NOROVIRUS cases have risen 40 per cent on the five-year average – sparking fears of a trio of rampant winter viruses to contend with.
During the later summer months the virus was already on the rise, but the latest data shows it’s now growing in numbers larger than usual.
The most recent UK Health Security Agency figures show reports of the nasty bug are up by 37 per cent already, with winter only just starting.
Most of these have been seen in educational settings, so since schools returned.
From the data up to September 26, the UKHSA report said: “Norovirus laboratory reports have been increasing since week 25 of 2021 and during weeks 35 to 38 the total number of reports was 37 per cent higher than the average of the same period in the previous five seasons pre-Covid-19.
“It is possible that further unusual or out of season increases in norovirus activity could be seen in the coming months.”
Government scientists had already warned months rates of the seasonal vomiting and tummy bug could explode from September.
They also feared flu could be particularly bad this year – with a possible 60,000 deaths and more jabs rolled out in preparation – but added norovirus to the list of concerns.
The experts said in a SAGE document: “During the past 18 months, diseases such as influenza, Respiratory Syncytial Virus (RSV) and norovirus, have been circulating much less in the population than in previous years.
“It is also possible there will be interactions between SARS-CoV-2 and other infections, both in combination and in competition.

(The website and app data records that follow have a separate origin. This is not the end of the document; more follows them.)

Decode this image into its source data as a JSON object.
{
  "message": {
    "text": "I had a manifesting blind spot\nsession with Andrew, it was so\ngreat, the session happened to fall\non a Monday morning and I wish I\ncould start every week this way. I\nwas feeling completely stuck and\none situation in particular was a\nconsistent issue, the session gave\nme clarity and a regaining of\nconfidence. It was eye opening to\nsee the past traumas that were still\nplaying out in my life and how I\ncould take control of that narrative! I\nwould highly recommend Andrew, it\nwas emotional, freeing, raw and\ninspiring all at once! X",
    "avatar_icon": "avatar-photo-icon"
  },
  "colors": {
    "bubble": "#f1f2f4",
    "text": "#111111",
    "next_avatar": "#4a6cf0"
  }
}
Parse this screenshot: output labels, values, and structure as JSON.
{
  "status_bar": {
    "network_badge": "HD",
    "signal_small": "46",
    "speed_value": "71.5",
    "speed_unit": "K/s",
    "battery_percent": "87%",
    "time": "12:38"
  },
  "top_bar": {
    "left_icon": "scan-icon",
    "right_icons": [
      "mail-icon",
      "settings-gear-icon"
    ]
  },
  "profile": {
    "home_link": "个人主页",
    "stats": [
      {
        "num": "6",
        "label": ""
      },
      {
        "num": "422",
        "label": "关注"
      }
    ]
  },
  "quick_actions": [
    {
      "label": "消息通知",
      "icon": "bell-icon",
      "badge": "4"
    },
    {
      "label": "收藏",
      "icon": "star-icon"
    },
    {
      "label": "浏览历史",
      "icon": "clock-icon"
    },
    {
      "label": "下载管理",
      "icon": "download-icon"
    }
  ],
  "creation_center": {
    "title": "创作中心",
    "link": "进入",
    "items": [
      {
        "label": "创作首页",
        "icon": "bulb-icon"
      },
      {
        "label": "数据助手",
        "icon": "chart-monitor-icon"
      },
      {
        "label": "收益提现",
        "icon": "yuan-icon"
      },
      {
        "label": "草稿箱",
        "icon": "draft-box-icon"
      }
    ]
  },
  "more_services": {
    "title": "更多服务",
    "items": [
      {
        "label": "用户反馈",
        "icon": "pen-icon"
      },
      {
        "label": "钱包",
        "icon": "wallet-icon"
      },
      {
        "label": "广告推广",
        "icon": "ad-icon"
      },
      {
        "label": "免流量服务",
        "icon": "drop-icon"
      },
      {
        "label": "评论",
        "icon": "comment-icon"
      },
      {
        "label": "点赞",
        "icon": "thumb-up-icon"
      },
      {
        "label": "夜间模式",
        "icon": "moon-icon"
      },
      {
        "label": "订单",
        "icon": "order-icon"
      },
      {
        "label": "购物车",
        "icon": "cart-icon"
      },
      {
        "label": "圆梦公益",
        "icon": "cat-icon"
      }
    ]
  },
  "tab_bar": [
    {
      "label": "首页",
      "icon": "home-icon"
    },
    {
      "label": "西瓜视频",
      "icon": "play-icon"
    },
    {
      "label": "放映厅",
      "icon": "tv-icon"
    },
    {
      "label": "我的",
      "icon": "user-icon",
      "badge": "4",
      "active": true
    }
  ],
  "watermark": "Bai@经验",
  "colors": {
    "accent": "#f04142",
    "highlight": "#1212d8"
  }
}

Any such effects are as yet unknown.”
Because we have all been washing our hands more, wearing masks and staying at home, there has been a drop in colds, flu and other seasonal illnesses spreading.
With lower immunity due to this – and now offices and schools have gone back with no more Covid restrictions – it is thought the NHS could quickly become strained as the service must also deal with coronavirus patients.
Dr Lesley Larkin, Surveillance Lead, Gastrointestinal Pathogens Unit at the UKHSA, said: “Norovirus, commonly known as the winter vomiting bug, has been at lower levels than normal throughout the pandemic with less opportunity to spread between people in the community but as restrictions have eased we have seen an increase in cases across all age groups.
“As with Covid-19, handwashing is really important to help stop the spread of this bug, but remember, unlike for Covid-19 alcohol gels do not kill off norovirus so soap and warm water is best.”
Most infections of the norovirus occur through contact with infected people or contaminated surfaces, or through… Brinkwire Brief News.